Outside of education, there’s another area where we are starting to see game-like systems, and that’s in product marketing. People like getting rewarded for doing things they had already planned to do, and marketers know that such rewards often encourage them to spend more. “Green stamps”, airline mileage points, the McDonald’s Monopoly game, and similar systems encourage people to spend more, and sellers often consider the promotional costs well spent. I spent most of my time at Montreal’s Expo ’67 playing Skee Ball because I kept winning tickets that I eventually spent on a large stuffed poodle. The prizes kept me playing.
Jesse Schell of Schell Games and Carnegie-Mellon University recently game a talk at DICE (Design Outside the Box) suggesting that such point systems could be taken a lot farther – “points for everything!” Jesse says that marketers could take advantage of our love for prizes by turning every consumer activity into a point-winning game.
Jesse’s video was actually pretty disturbing, and reminded me of the classic novel by Frederik Pohl and Cyril M. Kornbluth, The Space Merchants. In that story, huge corporations run the world. Their advertising is so effective that people believe their most important role is to buy things. It’s a good thing that was just science fiction; we would never fall for… mmm, Starbucks.
Gee, thanks, Jesse. Use our love for games to get us to buy products we don’t need and are bad for us.

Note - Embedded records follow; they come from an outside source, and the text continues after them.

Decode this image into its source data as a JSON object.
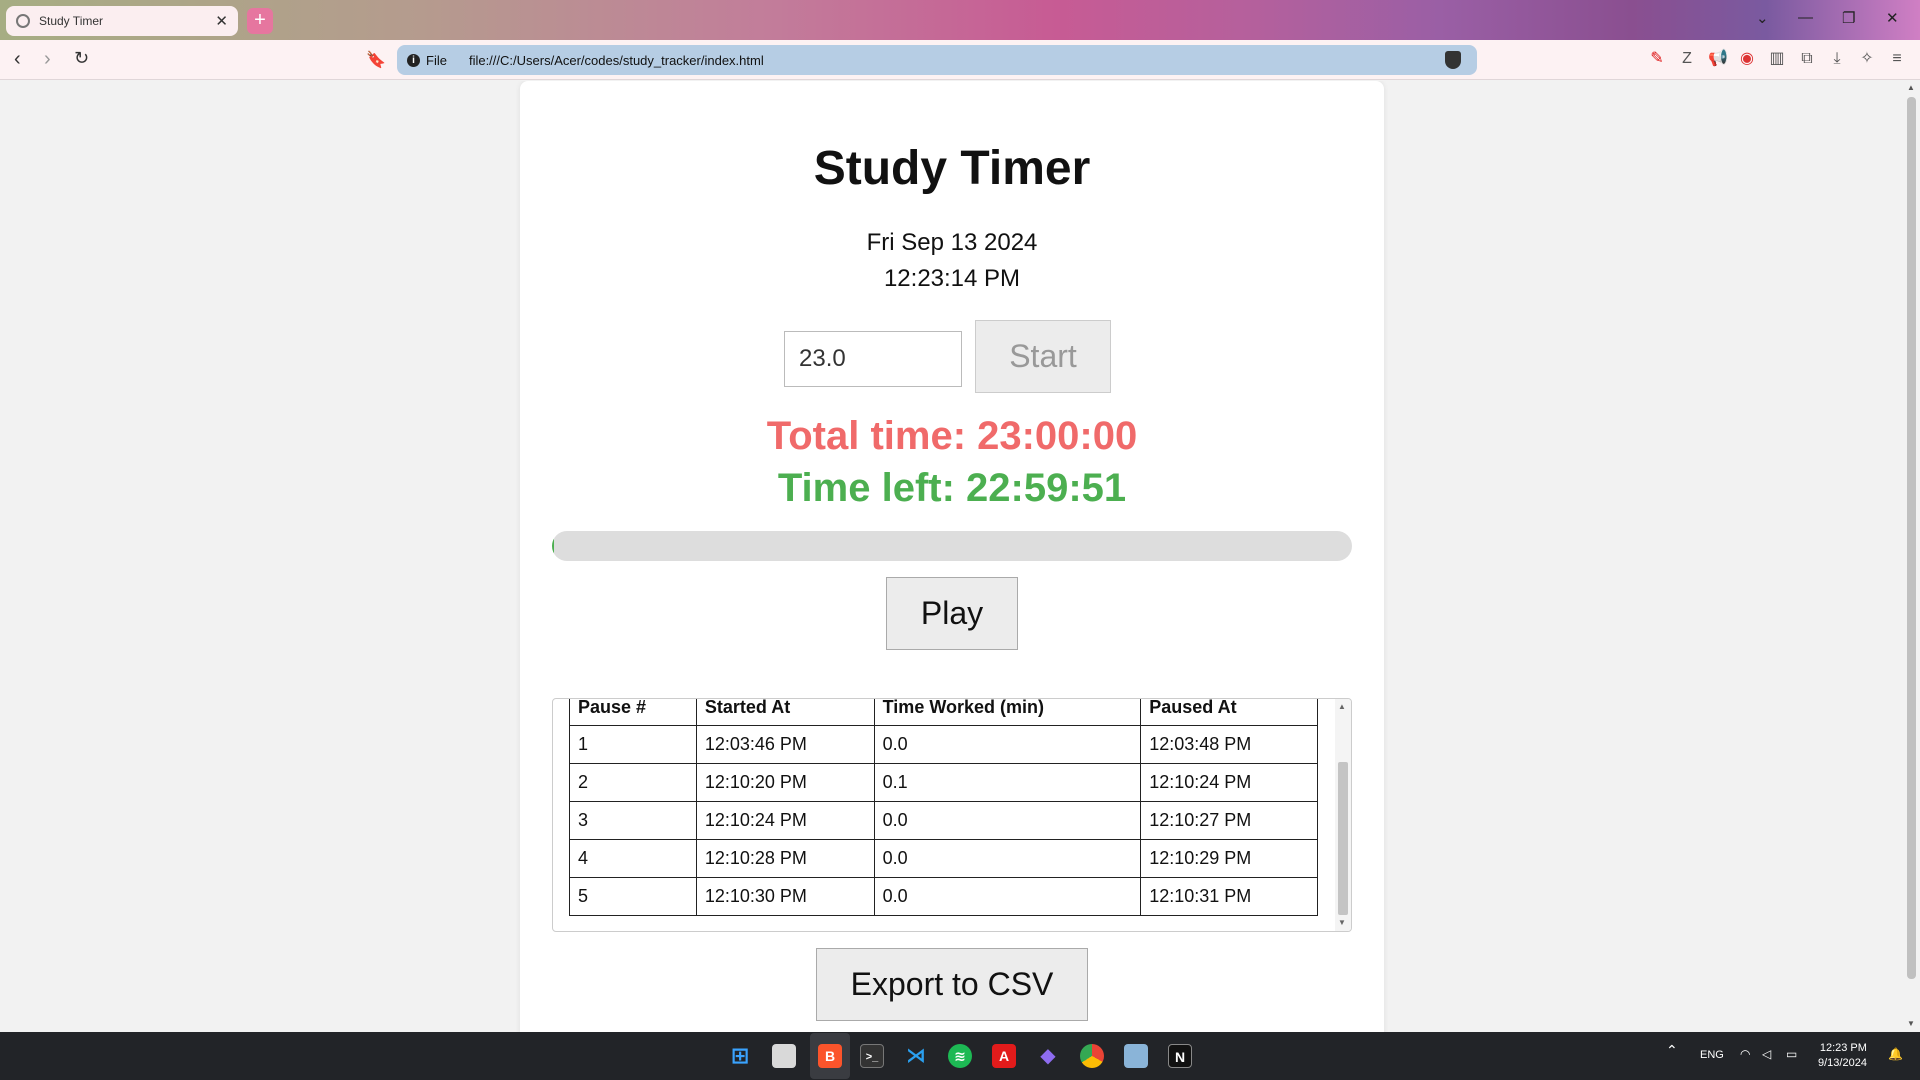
{
  "browser": {
    "tab_title": "Study Timer",
    "url_scheme_label": "File",
    "url": "file:///C:/Users/Acer/codes/study_tracker/index.html"
  },
  "page": {
    "title": "Study Timer",
    "date": "Fri Sep 13 2024",
    "clock": "12:23:14 PM",
    "hours_input_value": "23.0",
    "start_label": "Start",
    "total_time": "Total time: 23:00:00",
    "time_left": "Time left: 22:59:51",
    "progress_fraction": 0.0001,
    "play_label": "Play",
    "export_label": "Export to CSV"
  },
  "table": {
    "headers": [
      "Pause #",
      "Started At",
      "Time Worked (min)",
      "Paused At"
    ],
    "rows": [
      [
        "1",
        "12:03:46 PM",
        "0.0",
        "12:03:48 PM"
      ],
      [
        "2",
        "12:10:20 PM",
        "0.1",
        "12:10:24 PM"
      ],
      [
        "3",
        "12:10:24 PM",
        "0.0",
        "12:10:27 PM"
      ],
      [
        "4",
        "12:10:28 PM",
        "0.0",
        "12:10:29 PM"
      ],
      [
        "5",
        "12:10:30 PM",
        "0.0",
        "12:10:31 PM"
      ]
    ]
  },
  "colors": {
    "total_time": "#f06a6a",
    "time_left": "#4caf50",
    "progress_fill": "#4caf50"
  },
  "taskbar": {
    "language": "ENG",
    "time": "12:23 PM",
    "date": "9/13/2024",
    "icons": [
      "windows-start-icon",
      "file-explorer-icon",
      "brave-icon",
      "terminal-icon",
      "vscode-icon",
      "spotify-icon",
      "acrobat-icon",
      "obsidian-icon",
      "chrome-icon",
      "photos-icon",
      "notion-icon"
    ]
  }
}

The problem with making games that really help people instead of exploiting them is that game development costs time and money, and helpful games have no obvious revenue source. Jesse’s talk hints at some less commercial ways we could use game-like point systems, such as promoting use of public transportation. The government could fund a game like this with gasoline taxes, which would also reduce driving and pollution.
Pointing Towards the Future
We know awards, recognition, and achievements can change our behavior. But will that accomplish anything more valuable than increasing product sales? I think it can, but we will need to find incentives for creating helpful games. Maybe that could start with a meta-game in which the developers are awarded – or award themselves – points instead of dollars for designing “better life” games. Unfortunately, game developers need to eat, and starving is a powerful negative point system.
Games are loose in the world, and it’s up to all of us to decide how serious we want our fun to be. We can let the new games be ruled by greed – That worked so well for Enron and Lehman Brothers, after all. Or we can try to create, play, and live gaming lives that improve our lives and the world around us.